[Excerpts from a dataset]
══════

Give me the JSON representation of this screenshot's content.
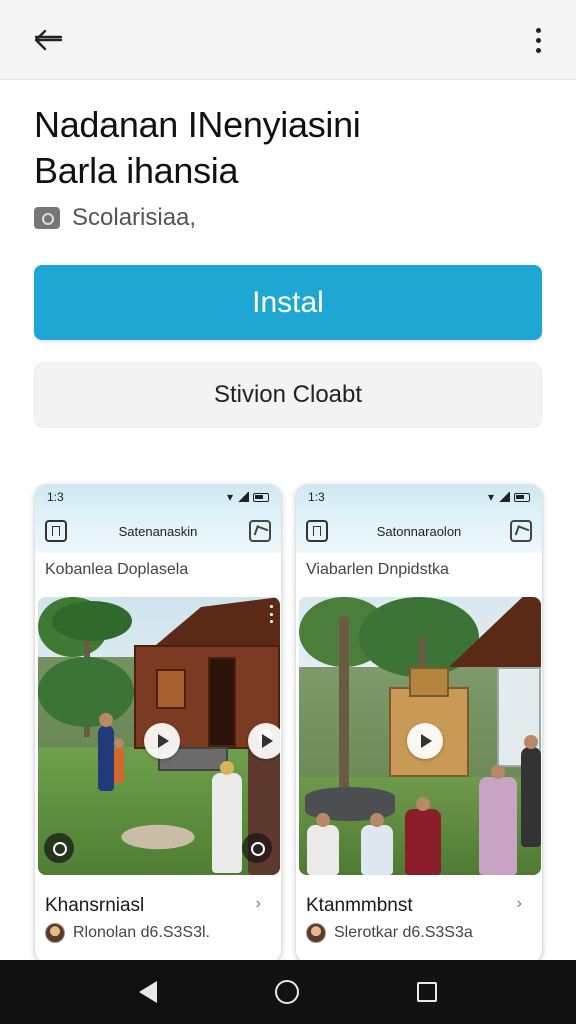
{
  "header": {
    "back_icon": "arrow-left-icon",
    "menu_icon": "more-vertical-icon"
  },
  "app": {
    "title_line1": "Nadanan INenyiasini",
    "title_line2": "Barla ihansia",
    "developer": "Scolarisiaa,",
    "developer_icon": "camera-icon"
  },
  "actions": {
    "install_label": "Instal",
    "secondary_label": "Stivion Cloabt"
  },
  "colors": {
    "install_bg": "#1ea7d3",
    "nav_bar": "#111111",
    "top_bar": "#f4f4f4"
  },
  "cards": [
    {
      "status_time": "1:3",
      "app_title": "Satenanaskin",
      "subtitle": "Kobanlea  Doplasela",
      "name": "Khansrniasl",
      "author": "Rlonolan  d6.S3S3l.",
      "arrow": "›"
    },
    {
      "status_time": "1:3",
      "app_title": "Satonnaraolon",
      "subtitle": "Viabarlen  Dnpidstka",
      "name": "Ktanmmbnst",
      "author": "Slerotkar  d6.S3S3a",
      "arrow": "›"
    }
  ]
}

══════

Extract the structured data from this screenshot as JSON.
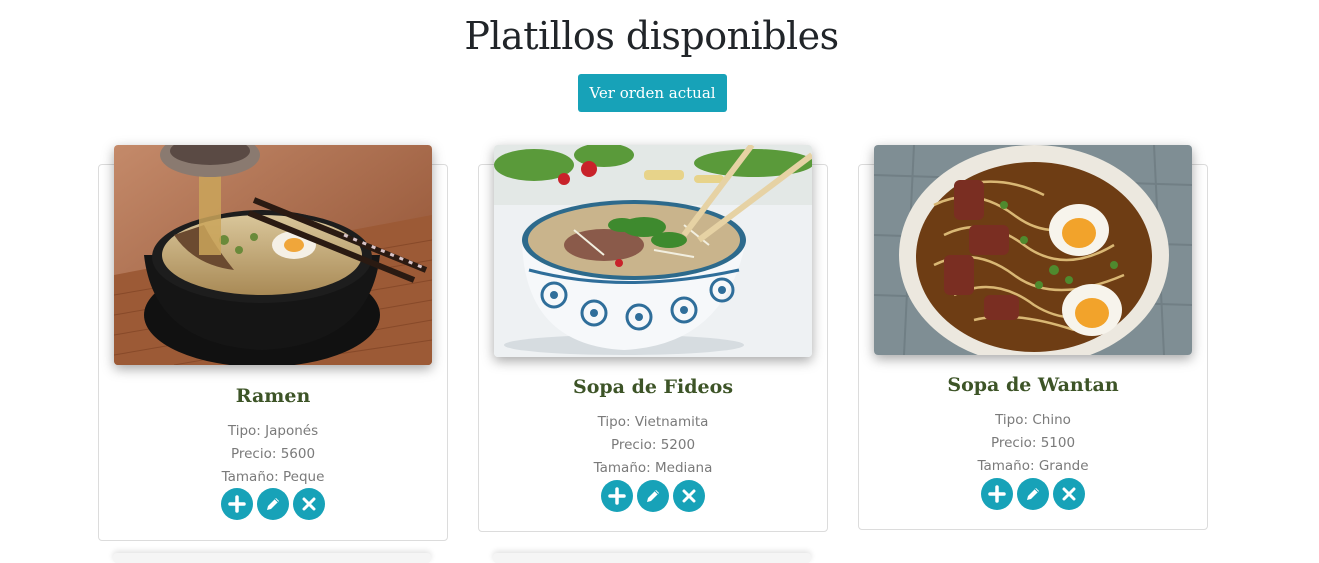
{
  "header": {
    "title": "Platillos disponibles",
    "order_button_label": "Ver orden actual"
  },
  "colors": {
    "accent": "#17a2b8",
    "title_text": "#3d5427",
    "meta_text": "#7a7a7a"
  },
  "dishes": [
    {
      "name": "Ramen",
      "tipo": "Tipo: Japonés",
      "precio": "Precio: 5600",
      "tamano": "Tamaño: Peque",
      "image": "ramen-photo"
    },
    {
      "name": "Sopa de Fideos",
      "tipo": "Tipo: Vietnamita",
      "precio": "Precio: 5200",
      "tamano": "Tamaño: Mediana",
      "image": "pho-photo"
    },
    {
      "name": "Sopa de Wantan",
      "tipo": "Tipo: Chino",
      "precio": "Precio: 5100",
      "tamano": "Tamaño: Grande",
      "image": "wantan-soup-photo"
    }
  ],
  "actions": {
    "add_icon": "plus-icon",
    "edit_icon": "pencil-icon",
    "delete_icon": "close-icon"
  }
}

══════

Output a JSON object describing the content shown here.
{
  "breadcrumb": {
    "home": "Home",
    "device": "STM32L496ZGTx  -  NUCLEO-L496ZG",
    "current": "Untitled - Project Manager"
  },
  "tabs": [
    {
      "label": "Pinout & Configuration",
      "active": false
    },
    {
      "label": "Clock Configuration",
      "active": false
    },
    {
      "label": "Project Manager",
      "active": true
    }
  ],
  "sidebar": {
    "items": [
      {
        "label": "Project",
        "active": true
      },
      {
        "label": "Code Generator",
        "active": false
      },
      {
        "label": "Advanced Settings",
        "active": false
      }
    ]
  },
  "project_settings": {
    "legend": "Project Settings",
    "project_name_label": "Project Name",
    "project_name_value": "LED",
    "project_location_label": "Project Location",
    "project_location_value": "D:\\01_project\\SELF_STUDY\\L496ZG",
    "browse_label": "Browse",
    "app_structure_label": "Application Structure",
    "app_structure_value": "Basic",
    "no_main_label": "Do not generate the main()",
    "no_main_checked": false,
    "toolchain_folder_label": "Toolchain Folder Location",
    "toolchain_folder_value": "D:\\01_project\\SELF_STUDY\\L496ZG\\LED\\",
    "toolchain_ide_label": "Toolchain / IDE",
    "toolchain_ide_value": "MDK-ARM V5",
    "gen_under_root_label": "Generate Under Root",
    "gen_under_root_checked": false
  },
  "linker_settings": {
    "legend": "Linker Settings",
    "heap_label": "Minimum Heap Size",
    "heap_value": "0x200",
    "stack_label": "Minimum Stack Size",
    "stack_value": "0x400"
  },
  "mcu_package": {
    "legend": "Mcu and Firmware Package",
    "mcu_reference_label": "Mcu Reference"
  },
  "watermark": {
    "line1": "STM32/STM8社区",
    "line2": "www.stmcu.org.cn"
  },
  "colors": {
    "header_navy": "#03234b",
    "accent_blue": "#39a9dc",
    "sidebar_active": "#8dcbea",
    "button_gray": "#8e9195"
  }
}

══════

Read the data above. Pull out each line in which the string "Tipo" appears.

      "tipo": "Tipo: Japonés",
      "tipo": "Tipo: Vietnamita",
      "tipo": "Tipo: Chino",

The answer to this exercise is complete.